Brand comes to grips being with the Clips

NEW YORK -- Should this summer of Clipper surprises end with the matching of Miami's hefty offer to Lamar Odom, Donald Sterling will have committed some $190 million in long-term salaries to three players.

Yes. That Donald Sterling.

It's a level of spending even Elton Brand struggled to believe at first, even though he's the one Clipper -- the first in franchise history -- who was widely considered a lock to be retained at any price.

"I honestly didn't think they would match on me," Brand said this week at Team USA's training camp at John Jay College.

Brand's six-year, $82 million year offer sheet from the Heat was the first of four Match Game rounds for Sterling. The Clippers matched the Brand offer just three days into the 15-day window allotted, later matched Utah's six-year, $42 million offer to Corey Maggette and let Andre Miller go to Denver in a six-year deal worth $51 million.

Now it's the Odom round. The Clippers have until Aug. 26 to respond to Miami's six-year, $65 million offer, and sources close to the negotiations insist, unlikely as it sounds to Brand and so many more of us, that the Clips will match again. General manager Elgin Baylor and new coach Mike Dunleavy are among those who have told Odom in recent weeks that he should expect to be back in Los Angeles.

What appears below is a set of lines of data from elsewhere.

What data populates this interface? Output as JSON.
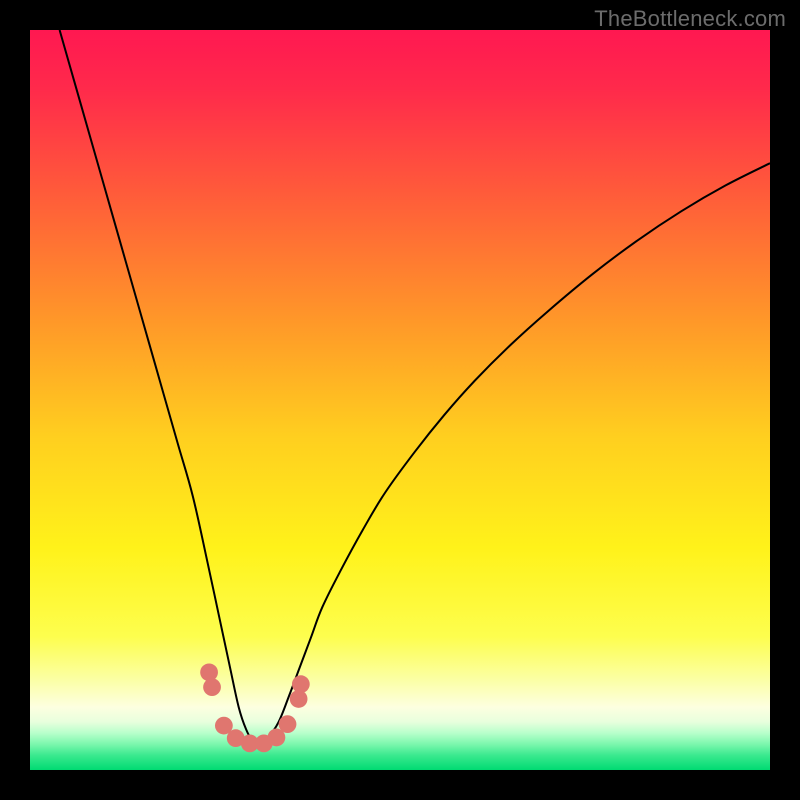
{
  "watermark": "TheBottleneck.com",
  "chart_data": {
    "type": "line",
    "title": "",
    "xlabel": "",
    "ylabel": "",
    "xlim": [
      0,
      100
    ],
    "ylim": [
      0,
      100
    ],
    "grid": false,
    "legend": false,
    "gradient_stops": [
      {
        "pos": 0.0,
        "color": "#ff1851"
      },
      {
        "pos": 0.08,
        "color": "#ff2a4b"
      },
      {
        "pos": 0.22,
        "color": "#ff5b3a"
      },
      {
        "pos": 0.4,
        "color": "#ff9a28"
      },
      {
        "pos": 0.55,
        "color": "#ffcf1f"
      },
      {
        "pos": 0.7,
        "color": "#fff21a"
      },
      {
        "pos": 0.82,
        "color": "#fdfe4e"
      },
      {
        "pos": 0.88,
        "color": "#fbffa8"
      },
      {
        "pos": 0.915,
        "color": "#fdffe0"
      },
      {
        "pos": 0.935,
        "color": "#e8ffdd"
      },
      {
        "pos": 0.95,
        "color": "#b8ffcb"
      },
      {
        "pos": 0.965,
        "color": "#7cf7ad"
      },
      {
        "pos": 0.98,
        "color": "#3be98f"
      },
      {
        "pos": 1.0,
        "color": "#00db72"
      }
    ],
    "series": [
      {
        "name": "bottleneck-curve",
        "color": "#000000",
        "x": [
          4,
          6,
          8,
          10,
          12,
          14,
          16,
          18,
          20,
          22,
          24,
          25.5,
          27,
          28.2,
          29.2,
          30,
          31,
          32.2,
          33.6,
          35,
          36.5,
          38,
          39.5,
          42,
          45,
          48,
          52,
          56,
          60,
          65,
          70,
          76,
          82,
          88,
          94,
          100
        ],
        "values": [
          100,
          93,
          86,
          79,
          72,
          65,
          58,
          51,
          44,
          37,
          28,
          21,
          14,
          8.5,
          5.5,
          4.2,
          4.0,
          4.5,
          6.5,
          10,
          14,
          18,
          22,
          27,
          32.5,
          37.5,
          43,
          48,
          52.5,
          57.5,
          62,
          67,
          71.5,
          75.5,
          79,
          82
        ]
      }
    ],
    "markers": {
      "name": "highlight-dots",
      "color": "#e0766f",
      "radius_pct": 1.2,
      "points": [
        {
          "x": 24.2,
          "y": 13.2
        },
        {
          "x": 24.6,
          "y": 11.2
        },
        {
          "x": 26.2,
          "y": 6.0
        },
        {
          "x": 27.8,
          "y": 4.3
        },
        {
          "x": 29.7,
          "y": 3.6
        },
        {
          "x": 31.6,
          "y": 3.6
        },
        {
          "x": 33.3,
          "y": 4.4
        },
        {
          "x": 34.8,
          "y": 6.2
        },
        {
          "x": 36.3,
          "y": 9.6
        },
        {
          "x": 36.6,
          "y": 11.6
        }
      ]
    }
  }
}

If so, the Clippers can only hope Odom eventually accepts the idea the way Brand has. Odom has spent the past week publicly pleading for the Clippers to let him go, hoping that widespread knowledge of his discontent will make Sterling reluctant to write a third big check. Brand admits that he was just as excited about the prospect of playing for the Heat as Odom is now, but he has let the initial disappointment melt away.

"I put it behind me," Brand said. "I'm ready. I'm a Clipper. They matched, so let's go. Let's get this team right. Let's get to the playoffs."

Brand admits that he was stung at the start of the summer when the Clips, who could have offered him a seven-year deal worth in excess of $100 million, offered less than Miami over six years. After signing the Heat's offer sheet, Brand spoke directly to Sterling, asking the owner if he would be set free. Sterling told Brand there was no chance he'd go unmatched, and Brand has since managed to embrace his status as the history-making First Clipper Ever To Be Paid.

"It's not a bad thing," he said. "Hopefully we're headed towards a brighter future."

Of course, that depends largely on how the Odom situation resolves. Losing Odom without compensation, after letting Miller, Eric Piatkowski (Houston) and Michael Olowokandi (Minnesota) leave for free, would be a major blow. Re-signing Brand and Maggette alone account for a club-record expenditure of $124 million, and there were indeed cheaper ways for Sterling to get to the league-mandated minimum payroll of $32.9 million, but the Clippers' summer only will be considered a mild breakthrough, rather than an outright success, if another key player departs.

Yet even if Odom stays, giving L.A. a core of three players with secured futures and an accomplished coach to mold them, plenty of work remains. The Clippers have lost two starters (Olowokandi and Miller) from a team that underachieved miserably and went 27-55. The chemistry should be worlds better next season, with tangible proof in the locker room that Sterling does know the whereabouts of his checkbook, but having a contented and committed Odom is crucial.

"I don't think it's not workable," Brand said, suggesting that Odom won't be the source of a morale problem if the Clippers indeed hang onto him. "If you go back and read some of (agent) David Falk's quotes before (the Clippers) matched my offer, it's very similar."

Brand's good-soldier optimism is also somewhat of a Clipper first, and he knows it's a must. He knows that the Clippers have to establish a positive environment in the wake of last season's debacle if they expect to make any significant improvements, no matter how much talent is on the roster. Brand knows no one will remember, when the season starts, that Sterling was matching other offers instead of offering those big contracts up front.

"When you get paid, you've got to go out there and produce," Brand said. "Simple as that. That's why I want to definitely get the team right."

That's why he wants to see his childhood pal Odom retained, no matter how loudly Odom says he wants to go. Brand is an unerringly consistent 20-and-10 threat, but the First Clipper Ever To Be Paid isn't going to manage much else without sufficient help.

Marc Stein is the senior NBA writer for ESPN.com. To e-mail him, click here. Also, send Stein a question for possible use on ESPNEWS.